## Extracted information
========================================
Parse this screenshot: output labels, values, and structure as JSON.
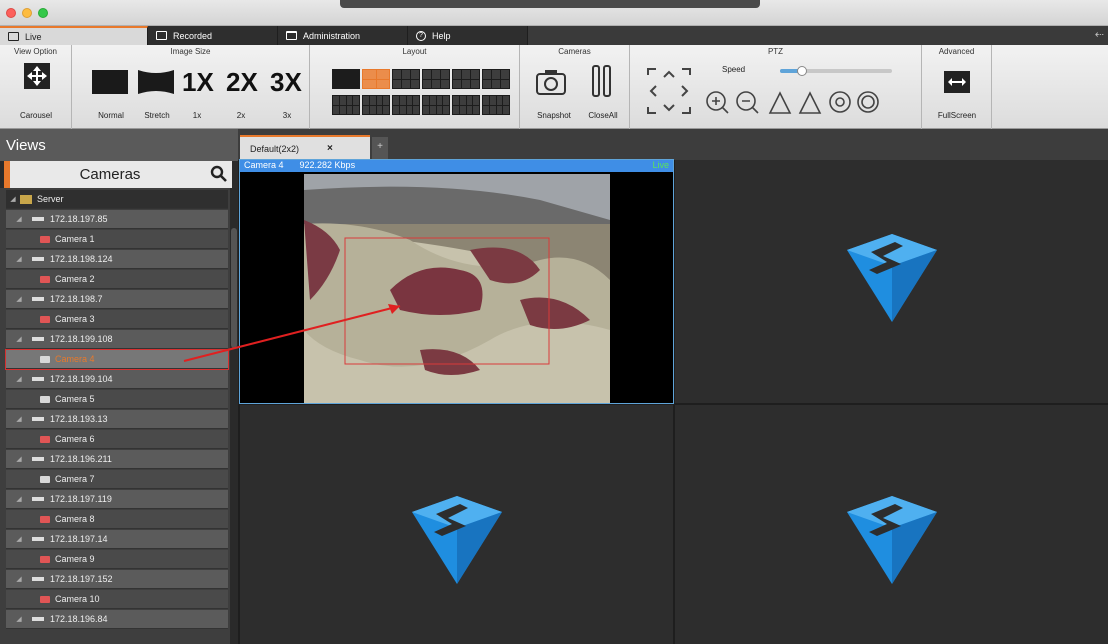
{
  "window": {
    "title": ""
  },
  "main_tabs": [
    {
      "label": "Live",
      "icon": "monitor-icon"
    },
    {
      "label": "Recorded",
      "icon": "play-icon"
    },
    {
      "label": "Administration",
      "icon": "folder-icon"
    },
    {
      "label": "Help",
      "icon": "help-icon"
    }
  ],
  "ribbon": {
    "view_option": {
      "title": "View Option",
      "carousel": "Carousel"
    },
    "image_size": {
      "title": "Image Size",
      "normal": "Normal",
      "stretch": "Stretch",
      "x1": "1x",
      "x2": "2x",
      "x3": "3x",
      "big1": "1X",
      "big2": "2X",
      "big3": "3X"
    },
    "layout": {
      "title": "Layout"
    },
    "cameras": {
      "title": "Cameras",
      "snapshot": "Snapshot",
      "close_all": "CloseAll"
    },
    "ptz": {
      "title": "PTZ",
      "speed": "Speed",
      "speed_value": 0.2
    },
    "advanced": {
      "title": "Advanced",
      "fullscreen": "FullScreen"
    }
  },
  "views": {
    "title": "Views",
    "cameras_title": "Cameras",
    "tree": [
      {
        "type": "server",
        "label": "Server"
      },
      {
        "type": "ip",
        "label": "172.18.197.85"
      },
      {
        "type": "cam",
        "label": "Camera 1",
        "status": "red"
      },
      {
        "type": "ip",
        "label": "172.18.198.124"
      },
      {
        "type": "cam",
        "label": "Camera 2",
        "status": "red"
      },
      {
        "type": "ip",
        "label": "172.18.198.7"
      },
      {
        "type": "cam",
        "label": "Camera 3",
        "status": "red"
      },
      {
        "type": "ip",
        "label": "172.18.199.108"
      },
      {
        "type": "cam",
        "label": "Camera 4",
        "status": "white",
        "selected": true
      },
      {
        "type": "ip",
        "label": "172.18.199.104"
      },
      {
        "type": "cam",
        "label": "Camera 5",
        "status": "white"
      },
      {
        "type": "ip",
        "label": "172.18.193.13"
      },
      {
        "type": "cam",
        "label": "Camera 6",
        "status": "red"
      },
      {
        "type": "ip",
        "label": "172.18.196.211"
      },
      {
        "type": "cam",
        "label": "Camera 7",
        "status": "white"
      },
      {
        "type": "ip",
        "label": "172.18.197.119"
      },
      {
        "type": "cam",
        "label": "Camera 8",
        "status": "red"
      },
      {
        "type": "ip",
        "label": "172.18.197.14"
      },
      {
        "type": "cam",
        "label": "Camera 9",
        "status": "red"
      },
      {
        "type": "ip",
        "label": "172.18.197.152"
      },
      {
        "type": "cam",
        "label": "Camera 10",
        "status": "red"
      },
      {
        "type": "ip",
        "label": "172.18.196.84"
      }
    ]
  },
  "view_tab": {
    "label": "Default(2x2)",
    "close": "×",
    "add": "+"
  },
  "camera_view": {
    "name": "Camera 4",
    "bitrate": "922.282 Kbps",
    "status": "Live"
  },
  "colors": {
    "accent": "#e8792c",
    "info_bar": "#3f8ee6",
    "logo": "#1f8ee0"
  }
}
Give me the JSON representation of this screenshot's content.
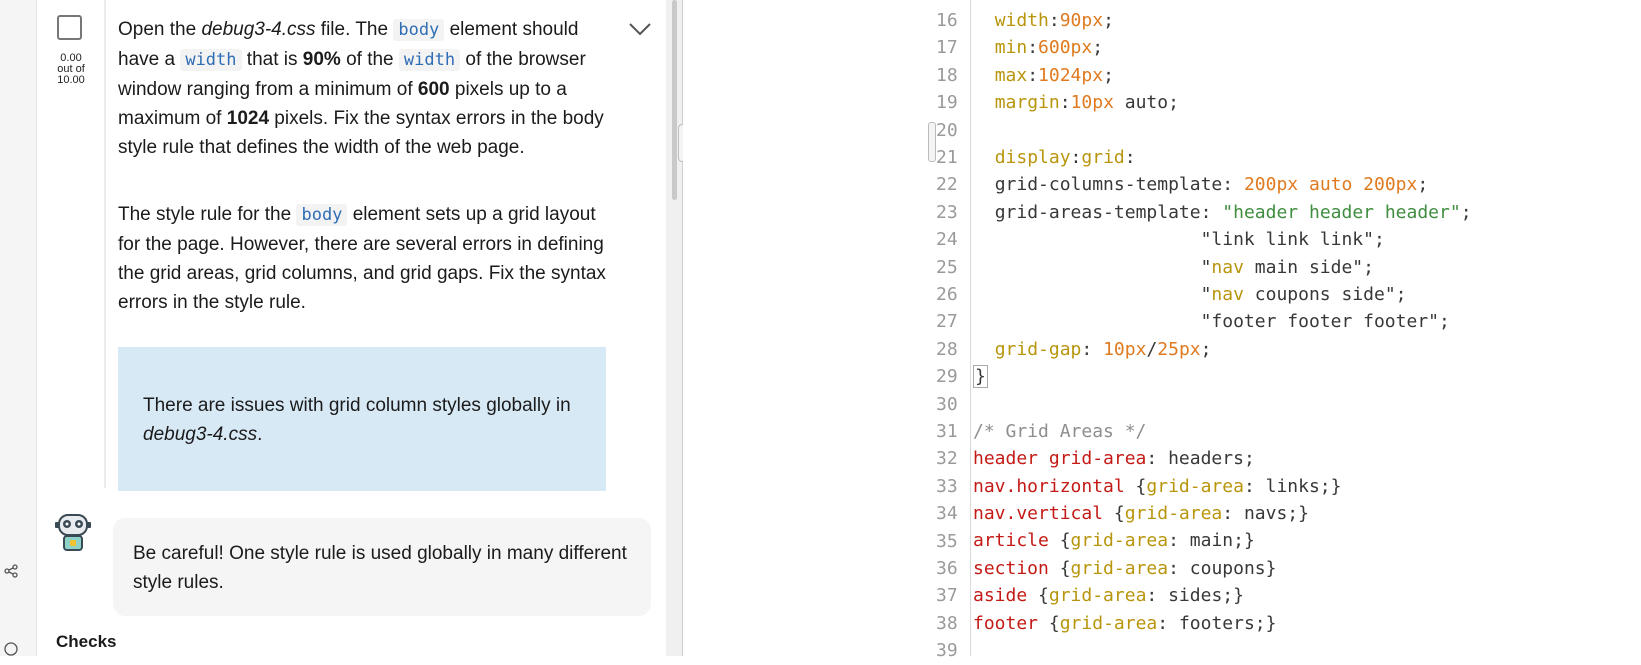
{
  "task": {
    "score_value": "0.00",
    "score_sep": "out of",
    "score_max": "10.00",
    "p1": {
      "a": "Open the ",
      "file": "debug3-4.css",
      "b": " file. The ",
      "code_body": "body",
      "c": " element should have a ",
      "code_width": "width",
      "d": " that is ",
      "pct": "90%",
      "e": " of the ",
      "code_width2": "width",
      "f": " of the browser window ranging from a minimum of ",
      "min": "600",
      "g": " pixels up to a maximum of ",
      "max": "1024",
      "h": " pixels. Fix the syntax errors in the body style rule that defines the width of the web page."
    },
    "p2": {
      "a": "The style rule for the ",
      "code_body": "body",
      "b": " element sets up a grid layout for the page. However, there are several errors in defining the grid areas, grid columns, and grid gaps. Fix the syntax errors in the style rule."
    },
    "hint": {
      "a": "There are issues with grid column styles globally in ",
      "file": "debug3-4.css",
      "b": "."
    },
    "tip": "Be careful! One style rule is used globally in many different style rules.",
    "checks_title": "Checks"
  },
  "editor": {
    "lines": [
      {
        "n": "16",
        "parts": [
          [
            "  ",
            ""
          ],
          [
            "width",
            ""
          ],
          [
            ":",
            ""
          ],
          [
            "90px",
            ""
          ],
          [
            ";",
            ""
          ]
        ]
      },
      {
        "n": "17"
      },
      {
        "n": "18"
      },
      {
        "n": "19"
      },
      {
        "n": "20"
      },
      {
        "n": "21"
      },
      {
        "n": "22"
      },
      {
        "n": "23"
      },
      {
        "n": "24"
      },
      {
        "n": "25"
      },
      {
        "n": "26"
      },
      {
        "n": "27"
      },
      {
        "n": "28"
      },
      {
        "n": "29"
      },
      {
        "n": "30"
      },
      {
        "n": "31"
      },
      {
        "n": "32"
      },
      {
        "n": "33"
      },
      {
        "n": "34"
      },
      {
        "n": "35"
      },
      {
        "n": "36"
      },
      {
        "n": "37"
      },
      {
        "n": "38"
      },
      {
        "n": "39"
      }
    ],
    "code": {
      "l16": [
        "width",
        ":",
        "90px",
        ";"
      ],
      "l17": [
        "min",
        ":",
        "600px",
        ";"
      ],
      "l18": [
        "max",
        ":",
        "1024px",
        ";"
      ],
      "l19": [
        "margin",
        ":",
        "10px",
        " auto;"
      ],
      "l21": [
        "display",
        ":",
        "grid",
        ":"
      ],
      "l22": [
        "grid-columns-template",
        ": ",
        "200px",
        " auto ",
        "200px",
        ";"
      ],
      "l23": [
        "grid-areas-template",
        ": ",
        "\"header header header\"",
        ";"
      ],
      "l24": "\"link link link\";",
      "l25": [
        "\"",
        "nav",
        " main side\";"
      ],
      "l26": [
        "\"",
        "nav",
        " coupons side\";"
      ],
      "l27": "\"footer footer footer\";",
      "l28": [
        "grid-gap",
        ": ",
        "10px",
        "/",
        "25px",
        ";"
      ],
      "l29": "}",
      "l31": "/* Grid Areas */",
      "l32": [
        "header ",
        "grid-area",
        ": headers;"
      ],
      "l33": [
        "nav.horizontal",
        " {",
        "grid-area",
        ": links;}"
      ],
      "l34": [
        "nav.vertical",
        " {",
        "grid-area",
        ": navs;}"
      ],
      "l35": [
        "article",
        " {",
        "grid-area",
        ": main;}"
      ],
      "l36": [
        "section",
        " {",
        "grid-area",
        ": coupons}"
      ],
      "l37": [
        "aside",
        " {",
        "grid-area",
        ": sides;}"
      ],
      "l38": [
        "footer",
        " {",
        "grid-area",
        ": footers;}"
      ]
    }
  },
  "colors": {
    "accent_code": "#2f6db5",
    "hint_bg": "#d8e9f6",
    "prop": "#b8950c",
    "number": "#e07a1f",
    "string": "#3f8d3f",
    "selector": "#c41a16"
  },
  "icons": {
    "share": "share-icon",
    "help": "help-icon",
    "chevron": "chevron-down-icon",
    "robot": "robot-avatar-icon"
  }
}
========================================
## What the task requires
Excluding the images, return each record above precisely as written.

## Response to the task
Parse this screenshot: output labels, values, and structure as JSON.
{
  "window": {
    "title": ""
  },
  "main_tabs": [
    {
      "label": "Live",
      "icon": "monitor-icon"
    },
    {
      "label": "Recorded",
      "icon": "play-icon"
    },
    {
      "label": "Administration",
      "icon": "folder-icon"
    },
    {
      "label": "Help",
      "icon": "help-icon"
    }
  ],
  "ribbon": {
    "view_option": {
      "title": "View Option",
      "carousel": "Carousel"
    },
    "image_size": {
      "title": "Image Size",
      "normal": "Normal",
      "stretch": "Stretch",
      "x1": "1x",
      "x2": "2x",
      "x3": "3x",
      "big1": "1X",
      "big2": "2X",
      "big3": "3X"
    },
    "layout": {
      "title": "Layout"
    },
    "cameras": {
      "title": "Cameras",
      "snapshot": "Snapshot",
      "close_all": "CloseAll"
    },
    "ptz": {
      "title": "PTZ",
      "speed": "Speed",
      "speed_value": 0.2
    },
    "advanced": {
      "title": "Advanced",
      "fullscreen": "FullScreen"
    }
  },
  "views": {
    "title": "Views",
    "cameras_title": "Cameras",
    "tree": [
      {
        "type": "server",
        "label": "Server"
      },
      {
        "type": "ip",
        "label": "172.18.197.85"
      },
      {
        "type": "cam",
        "label": "Camera 1",
        "status": "red"
      },
      {
        "type": "ip",
        "label": "172.18.198.124"
      },
      {
        "type": "cam",
        "label": "Camera 2",
        "status": "red"
      },
      {
        "type": "ip",
        "label": "172.18.198.7"
      },
      {
        "type": "cam",
        "label": "Camera 3",
        "status": "red"
      },
      {
        "type": "ip",
        "label": "172.18.199.108"
      },
      {
        "type": "cam",
        "label": "Camera 4",
        "status": "white",
        "selected": true
      },
      {
        "type": "ip",
        "label": "172.18.199.104"
      },
      {
        "type": "cam",
        "label": "Camera 5",
        "status": "white"
      },
      {
        "type": "ip",
        "label": "172.18.193.13"
      },
      {
        "type": "cam",
        "label": "Camera 6",
        "status": "red"
      },
      {
        "type": "ip",
        "label": "172.18.196.211"
      },
      {
        "type": "cam",
        "label": "Camera 7",
        "status": "white"
      },
      {
        "type": "ip",
        "label": "172.18.197.119"
      },
      {
        "type": "cam",
        "label": "Camera 8",
        "status": "red"
      },
      {
        "type": "ip",
        "label": "172.18.197.14"
      },
      {
        "type": "cam",
        "label": "Camera 9",
        "status": "red"
      },
      {
        "type": "ip",
        "label": "172.18.197.152"
      },
      {
        "type": "cam",
        "label": "Camera 10",
        "status": "red"
      },
      {
        "type": "ip",
        "label": "172.18.196.84"
      }
    ]
  },
  "view_tab": {
    "label": "Default(2x2)",
    "close": "×",
    "add": "+"
  },
  "camera_view": {
    "name": "Camera 4",
    "bitrate": "922.282 Kbps",
    "status": "Live"
  },
  "colors": {
    "accent": "#e8792c",
    "info_bar": "#3f8ee6",
    "logo": "#1f8ee0"
  }
}
Give me the JSON representation of this screenshot's content.
{
  "task": {
    "score_value": "0.00",
    "score_sep": "out of",
    "score_max": "10.00",
    "p1": {
      "a": "Open the ",
      "file": "debug3-4.css",
      "b": " file. The ",
      "code_body": "body",
      "c": " element should have a ",
      "code_width": "width",
      "d": " that is ",
      "pct": "90%",
      "e": " of the ",
      "code_width2": "width",
      "f": " of the browser window ranging from a minimum of ",
      "min": "600",
      "g": " pixels up to a maximum of ",
      "max": "1024",
      "h": " pixels. Fix the syntax errors in the body style rule that defines the width of the web page."
    },
    "p2": {
      "a": "The style rule for the ",
      "code_body": "body",
      "b": " element sets up a grid layout for the page. However, there are several errors in defining the grid areas, grid columns, and grid gaps. Fix the syntax errors in the style rule."
    },
    "hint": {
      "a": "There are issues with grid column styles globally in ",
      "file": "debug3-4.css",
      "b": "."
    },
    "tip": "Be careful! One style rule is used globally in many different style rules.",
    "checks_title": "Checks"
  },
  "editor": {
    "lines": [
      {
        "n": "16",
        "parts": [
          [
            "  ",
            ""
          ],
          [
            "width",
            ""
          ],
          [
            ":",
            ""
          ],
          [
            "90px",
            ""
          ],
          [
            ";",
            ""
          ]
        ]
      },
      {
        "n": "17"
      },
      {
        "n": "18"
      },
      {
        "n": "19"
      },
      {
        "n": "20"
      },
      {
        "n": "21"
      },
      {
        "n": "22"
      },
      {
        "n": "23"
      },
      {
        "n": "24"
      },
      {
        "n": "25"
      },
      {
        "n": "26"
      },
      {
        "n": "27"
      },
      {
        "n": "28"
      },
      {
        "n": "29"
      },
      {
        "n": "30"
      },
      {
        "n": "31"
      },
      {
        "n": "32"
      },
      {
        "n": "33"
      },
      {
        "n": "34"
      },
      {
        "n": "35"
      },
      {
        "n": "36"
      },
      {
        "n": "37"
      },
      {
        "n": "38"
      },
      {
        "n": "39"
      }
    ],
    "code": {
      "l16": [
        "width",
        ":",
        "90px",
        ";"
      ],
      "l17": [
        "min",
        ":",
        "600px",
        ";"
      ],
      "l18": [
        "max",
        ":",
        "1024px",
        ";"
      ],
      "l19": [
        "margin",
        ":",
        "10px",
        " auto;"
      ],
      "l21": [
        "display",
        ":",
        "grid",
        ":"
      ],
      "l22": [
        "grid-columns-template",
        ": ",
        "200px",
        " auto ",
        "200px",
        ";"
      ],
      "l23": [
        "grid-areas-template",
        ": ",
        "\"header header header\"",
        ";"
      ],
      "l24": "\"link link link\";",
      "l25": [
        "\"",
        "nav",
        " main side\";"
      ],
      "l26": [
        "\"",
        "nav",
        " coupons side\";"
      ],
      "l27": "\"footer footer footer\";",
      "l28": [
        "grid-gap",
        ": ",
        "10px",
        "/",
        "25px",
        ";"
      ],
      "l29": "}",
      "l31": "/* Grid Areas */",
      "l32": [
        "header ",
        "grid-area",
        ": headers;"
      ],
      "l33": [
        "nav.horizontal",
        " {",
        "grid-area",
        ": links;}"
      ],
      "l34": [
        "nav.vertical",
        " {",
        "grid-area",
        ": navs;}"
      ],
      "l35": [
        "article",
        " {",
        "grid-area",
        ": main;}"
      ],
      "l36": [
        "section",
        " {",
        "grid-area",
        ": coupons}"
      ],
      "l37": [
        "aside",
        " {",
        "grid-area",
        ": sides;}"
      ],
      "l38": [
        "footer",
        " {",
        "grid-area",
        ": footers;}"
      ]
    }
  },
  "colors": {
    "accent_code": "#2f6db5",
    "hint_bg": "#d8e9f6",
    "prop": "#b8950c",
    "number": "#e07a1f",
    "string": "#3f8d3f",
    "selector": "#c41a16"
  },
  "icons": {
    "share": "share-icon",
    "help": "help-icon",
    "chevron": "chevron-down-icon",
    "robot": "robot-avatar-icon"
  }
}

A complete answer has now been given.